Source records

[Start of Attachment]

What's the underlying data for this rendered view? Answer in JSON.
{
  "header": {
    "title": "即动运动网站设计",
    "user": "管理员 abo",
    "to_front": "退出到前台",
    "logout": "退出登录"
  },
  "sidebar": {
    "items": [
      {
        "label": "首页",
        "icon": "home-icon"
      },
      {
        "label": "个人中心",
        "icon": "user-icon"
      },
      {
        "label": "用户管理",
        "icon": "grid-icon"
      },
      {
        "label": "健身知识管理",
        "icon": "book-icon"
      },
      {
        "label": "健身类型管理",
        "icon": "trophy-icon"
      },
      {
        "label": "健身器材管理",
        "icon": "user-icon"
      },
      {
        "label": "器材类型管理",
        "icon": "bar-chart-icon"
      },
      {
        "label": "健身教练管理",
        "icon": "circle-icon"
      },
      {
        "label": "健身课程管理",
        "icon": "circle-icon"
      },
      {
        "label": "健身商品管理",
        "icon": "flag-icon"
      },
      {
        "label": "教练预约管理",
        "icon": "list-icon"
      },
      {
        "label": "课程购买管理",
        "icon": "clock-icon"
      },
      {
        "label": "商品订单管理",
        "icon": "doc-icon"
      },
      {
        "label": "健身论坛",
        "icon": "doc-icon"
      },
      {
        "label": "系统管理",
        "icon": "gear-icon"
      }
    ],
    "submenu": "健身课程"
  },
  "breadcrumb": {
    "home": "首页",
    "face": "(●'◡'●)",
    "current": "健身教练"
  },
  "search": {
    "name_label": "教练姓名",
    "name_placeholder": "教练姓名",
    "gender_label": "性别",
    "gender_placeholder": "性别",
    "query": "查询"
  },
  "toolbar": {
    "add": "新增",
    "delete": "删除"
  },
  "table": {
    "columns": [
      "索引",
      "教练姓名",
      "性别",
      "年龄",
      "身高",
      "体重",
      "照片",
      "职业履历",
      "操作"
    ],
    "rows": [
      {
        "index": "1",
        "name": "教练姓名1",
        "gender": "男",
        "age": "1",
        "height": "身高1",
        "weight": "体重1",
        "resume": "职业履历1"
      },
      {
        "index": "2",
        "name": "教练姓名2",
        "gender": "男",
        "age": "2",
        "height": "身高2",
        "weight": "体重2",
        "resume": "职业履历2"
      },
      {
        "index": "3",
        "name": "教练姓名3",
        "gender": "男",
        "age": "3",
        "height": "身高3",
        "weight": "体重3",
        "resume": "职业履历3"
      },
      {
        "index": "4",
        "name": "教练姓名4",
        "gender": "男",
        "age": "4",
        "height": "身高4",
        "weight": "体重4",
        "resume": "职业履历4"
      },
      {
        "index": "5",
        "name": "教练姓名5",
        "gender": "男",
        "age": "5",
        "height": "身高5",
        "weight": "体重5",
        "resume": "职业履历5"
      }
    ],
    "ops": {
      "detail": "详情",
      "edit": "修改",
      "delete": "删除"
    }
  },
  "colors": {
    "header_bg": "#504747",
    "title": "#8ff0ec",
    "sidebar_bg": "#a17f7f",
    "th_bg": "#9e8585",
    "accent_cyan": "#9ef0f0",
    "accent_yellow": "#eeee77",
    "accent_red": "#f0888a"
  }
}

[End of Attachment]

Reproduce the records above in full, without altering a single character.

Output of the exercise
What's the underlying data for this rendered view? Answer in JSON.
{
  "header": {
    "title": "即动运动网站设计",
    "user": "管理员 abo",
    "to_front": "退出到前台",
    "logout": "退出登录"
  },
  "sidebar": {
    "items": [
      {
        "label": "首页",
        "icon": "home-icon"
      },
      {
        "label": "个人中心",
        "icon": "user-icon"
      },
      {
        "label": "用户管理",
        "icon": "grid-icon"
      },
      {
        "label": "健身知识管理",
        "icon": "book-icon"
      },
      {
        "label": "健身类型管理",
        "icon": "trophy-icon"
      },
      {
        "label": "健身器材管理",
        "icon": "user-icon"
      },
      {
        "label": "器材类型管理",
        "icon": "bar-chart-icon"
      },
      {
        "label": "健身教练管理",
        "icon": "circle-icon"
      },
      {
        "label": "健身课程管理",
        "icon": "circle-icon"
      },
      {
        "label": "健身商品管理",
        "icon": "flag-icon"
      },
      {
        "label": "教练预约管理",
        "icon": "list-icon"
      },
      {
        "label": "课程购买管理",
        "icon": "clock-icon"
      },
      {
        "label": "商品订单管理",
        "icon": "doc-icon"
      },
      {
        "label": "健身论坛",
        "icon": "doc-icon"
      },
      {
        "label": "系统管理",
        "icon": "gear-icon"
      }
    ],
    "submenu": "健身课程"
  },
  "breadcrumb": {
    "home": "首页",
    "face": "(●'◡'●)",
    "current": "健身教练"
  },
  "search": {
    "name_label": "教练姓名",
    "name_placeholder": "教练姓名",
    "gender_label": "性别",
    "gender_placeholder": "性别",
    "query": "查询"
  },
  "toolbar": {
    "add": "新增",
    "delete": "删除"
  },
  "table": {
    "columns": [
      "索引",
      "教练姓名",
      "性别",
      "年龄",
      "身高",
      "体重",
      "照片",
      "职业履历",
      "操作"
    ],
    "rows": [
      {
        "index": "1",
        "name": "教练姓名1",
        "gender": "男",
        "age": "1",
        "height": "身高1",
        "weight": "体重1",
        "resume": "职业履历1"
      },
      {
        "index": "2",
        "name": "教练姓名2",
        "gender": "男",
        "age": "2",
        "height": "身高2",
        "weight": "体重2",
        "resume": "职业履历2"
      },
      {
        "index": "3",
        "name": "教练姓名3",
        "gender": "男",
        "age": "3",
        "height": "身高3",
        "weight": "体重3",
        "resume": "职业履历3"
      },
      {
        "index": "4",
        "name": "教练姓名4",
        "gender": "男",
        "age": "4",
        "height": "身高4",
        "weight": "体重4",
        "resume": "职业履历4"
      },
      {
        "index": "5",
        "name": "教练姓名5",
        "gender": "男",
        "age": "5",
        "height": "身高5",
        "weight": "体重5",
        "resume": "职业履历5"
      }
    ],
    "ops": {
      "detail": "详情",
      "edit": "修改",
      "delete": "删除"
    }
  },
  "colors": {
    "header_bg": "#504747",
    "title": "#8ff0ec",
    "sidebar_bg": "#a17f7f",
    "th_bg": "#9e8585",
    "accent_cyan": "#9ef0f0",
    "accent_yellow": "#eeee77",
    "accent_red": "#f0888a"
  }
}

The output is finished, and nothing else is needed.